Remember Ukraine's Holodomor as World Hunger Grows | Opinion

Ukraine's Volodymyr Zelensky has been celebrated throughout the West as a defender of liberal democracy fighting to repel the Kremlin's attempt to restore the territorial integrity of the former Soviet Union. In describing Russia's deliberate targeting of Ukrainian civilians and forced deportations, the Ukrainian president has often relied on the term "genocide" to describe the situation on the ground; a term that was echoed by President Biden before his administration clarified that the United States has not endorsed the term as its official position. While arguments can certainly be made both in favor and against defining Russia's war of aggression as a genocidal act, policymakers must keep this in mind: it has happened before.

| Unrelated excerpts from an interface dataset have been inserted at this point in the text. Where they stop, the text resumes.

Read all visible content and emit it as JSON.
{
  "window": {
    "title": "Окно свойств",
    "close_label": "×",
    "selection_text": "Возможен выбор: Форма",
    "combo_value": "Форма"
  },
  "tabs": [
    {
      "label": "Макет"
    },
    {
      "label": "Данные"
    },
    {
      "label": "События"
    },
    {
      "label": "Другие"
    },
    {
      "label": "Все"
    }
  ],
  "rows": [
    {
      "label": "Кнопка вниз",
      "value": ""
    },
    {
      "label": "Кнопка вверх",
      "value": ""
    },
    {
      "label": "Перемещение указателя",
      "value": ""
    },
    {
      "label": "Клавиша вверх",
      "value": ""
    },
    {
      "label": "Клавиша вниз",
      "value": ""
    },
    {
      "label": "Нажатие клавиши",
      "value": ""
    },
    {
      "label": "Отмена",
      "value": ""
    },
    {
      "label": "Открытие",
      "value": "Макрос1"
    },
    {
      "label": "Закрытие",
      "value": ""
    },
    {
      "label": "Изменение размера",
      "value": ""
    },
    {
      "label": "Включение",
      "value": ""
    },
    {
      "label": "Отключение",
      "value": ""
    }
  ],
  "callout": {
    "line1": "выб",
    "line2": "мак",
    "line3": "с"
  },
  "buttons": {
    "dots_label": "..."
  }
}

Ukraine's great famine, the Holodomor, reached its peak in spring 1933 and left at least 3.9 million Ukrainians dead. Joseph Stalin and the Soviet Communist Party caused those deaths by implementing policies that included the forced collectivization of farms, dekulakization — eliminating farmers who were slightly better off than their peers — and massive grain seizures.

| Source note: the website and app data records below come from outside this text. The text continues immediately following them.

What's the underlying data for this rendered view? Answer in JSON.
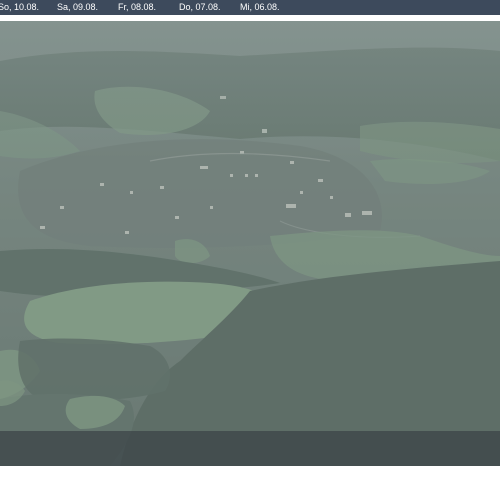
{
  "day_tabs": [
    {
      "label": "So, 10.08."
    },
    {
      "label": "Sa, 09.08."
    },
    {
      "label": "Fr, 08.08."
    },
    {
      "label": "Do, 07.08."
    },
    {
      "label": "Mi, 06.08."
    }
  ],
  "colors": {
    "topbar": "#3d4a5c",
    "haze": "#7b8a86",
    "bottom_overlay": "#3a4246"
  }
}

Growing involvement by the Party in Ukraine, as a result of Moscow's intensifying grain requisitions, opened a window of opportunity for Stalin: weaponizing the famine to crush Ukrainian nationalism. During the early 1930s, Soviet police began a campaign of mass repression against Ukrainian intellectuals who had spent years attempting to promote Ukraine's history, language, and culture. Officials affiliated with the Ukrainian People's Republic (a short-lived government following the 1917 Revolution) were persecuted, arrested, and deported. Anne Applebaum's Red Famine offers an impressive historical account of the Soviet weaponization of the famine to target Ukrainian nationalism, resulting in the Sovietization of Ukraine.

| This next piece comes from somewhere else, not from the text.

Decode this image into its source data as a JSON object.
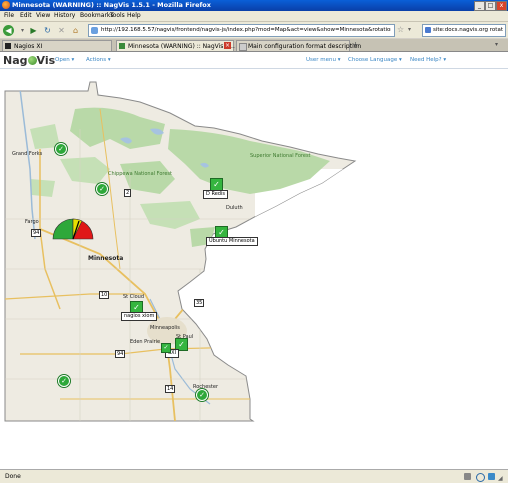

Holodomor Commemoration
People light candles in Kyiv on Nov. 27, 2021, during a commemoration ceremony at a monument to victims of the Holodomor famine of 1932-33. GENYA SAVILOV/AFP via Getty Images

Those who survived the Holodomor shared accounts of complete lawlessness, cannibalism, and mass burials.

The Holodomor — a name created by joining the Ukrainian words for "hunger and extermination" — was recognized as a genocide by 16 countries in 2019. Both houses of the U.S. Congress agree. And after four months of Russia's total war strategy in Ukraine, it is time Western policymakers give serious thought to the Kremlin's willingness and ability to target Ukrainian food supplies again.

According to the U.N.'s Food and Agriculture Organization, Ukraine supplies up to 16 percent of the world's corn exports and more than 40 percent of the world's sunflower oil. Forty percent of the World Food Program's wheat supplies come from Ukraine, too.

As of April 2022, the prices of sugar have risen by 21.8 percent, meat by 21.9 percent, dairy by 47.1 percent and cereals by nearly 70 percent. In Africa, the price of wheat as skyrocketed by 45 percent. Iran has experienced a near 300 percent increase in flour-based staples. Lebanon, which imports most of its wheat from Ukraine, experienced a price spike of more than 3,000 percent. Coupled with other causes of inflation, these rising food prices have fueled protests throughout the world.

According to the World Food Program, 51 million metric tons of grain were exported from Ukraine in the months leading up to Russia's invasion. According to a statement by Ukraine's Ministry for Agriculture, 22 million tons of grain are unable to be moved out of the country, now. Constant Russian bombardment has rendered much-needed infrastructure unusable and the strategic closing of ports on the Black Sea has impeded the flow of Ukrainian wheat to international markets — the consequences of this will be dire, including even greater price spikes. Experts have also warned that not enough storage will be available for the 2022 harvest if the war persists.

Putin's strategic targeting of Ukrainian food supplies and export routes don't only threaten Ukrainian and international food supplies, but the West's leverage over Russia. Underestimating the Kremlin's decision to use Ukrainian food supplies as a bargaining chip for the easing of sanctions would be a terrible miscalculation; one which could lead to unaffordable food prices for millions around the world and a lifeline for Russia's dictator, President Vladimir Putin.

Yoni Michanie is a Middle East Analyst and Ph.D. student at Northeastern University. He can be reached on Twitter, @YoniMichanie.

The views expressed in this article are the writer's own.